Down East

A lot of Americans know the expression "Down East" as it is applied to the state of Maine, up north. Here in North Carolina, Down East is used in at least two different ways. Up in the Raleigh-Durham area — the Research Triangle — people call the whole eastern part of the state, down toward the coast, "Down East." At least I think that's what they mean when they say it. Somebody from Raleigh will have to confirm that.

An old Primitive Baptist church (1829) in the village of
Atlantic, N.C., which used to be know as "Hunting Quarters"

Here in Carteret County, on the coast, we use the name "Down East" to describe the part of the county that starts when you drive through the area called "Back of Beaufort" and cross the bridge that spans North River. Beaufort, a fishing town founded in the early 1700s, is east of Morehead City, and Down East is even farther east. Besides, it's very low country, just a strip of land with a highway on it that runs through salt marshes for a good part of the way to Cedar Island.

The Free Will Baptist Church at Lola, on Cedar Island, N.C.

The little communities that are strung out along U.S. Highway 70 for 40 miles from Beaufort to Cedar Island — Otway, Harker's Island, Gloucester, Straits, Marshallburg, Davis, Williston, Stacy, Sea Level, and Atlantic — are unincorporated. There are a few grocery stores and gas stations down there, but not much else in the way of commerce and shopping.

At Cedar Island. Because buildings are built of wood,
and violent storms hit the area frequently, there aren't
very many really old buildings in rural Carteret County, N.C.


The people Down East are currently fighting a battle against development. They know that if they don't do something now to preserve their culture and environment, they will quickly be overrun. Carteret County has turned into a big retirement area, and McMansions are being built all along the shoreline at lightning speed.

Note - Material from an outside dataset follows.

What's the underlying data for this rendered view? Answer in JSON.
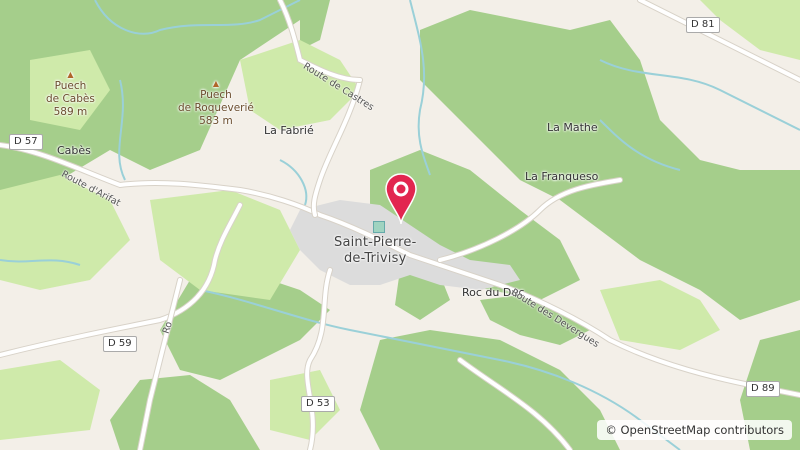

An old cemetery in Kitty Hawk, N.C., on a rainy day

I think a lot of the people who live Down East are the descendents of New Englanders who made their living by fishing and whaling and who migrated down the U.S. East Coast starting in the 1600s. They had their roots in England and Northern Ireland. Carteret County was pretty isolated from the rest of North Carolina and the U.S. until the 1940s, when the federal government built the two big military bases called Camp Lejeune and Cherry Point nearby.

Also at Kitty Hawk

The old English-sounding brogue that you used to hear spoken around the county, especially on the docks and fishing boats, is rapidly dying out. The locals sound more and more Southern, and less and less old-timey and unique. The wave of immigrant retirees from "up north" that started building in the 1980s has dramatically accelerated that phenomenon.

2 comments:

Evelyn said...

That's an interesting crest on the fwb church. It looks like there are two fish on a heart with a bull or goat on top.

All of our coastline seems to be developed these days, I'm glad I can remember it before the condos came.

Claude said...

When I saw the first cemetery photo, I wondered what was falling from the trees! When it rains, it sure rains!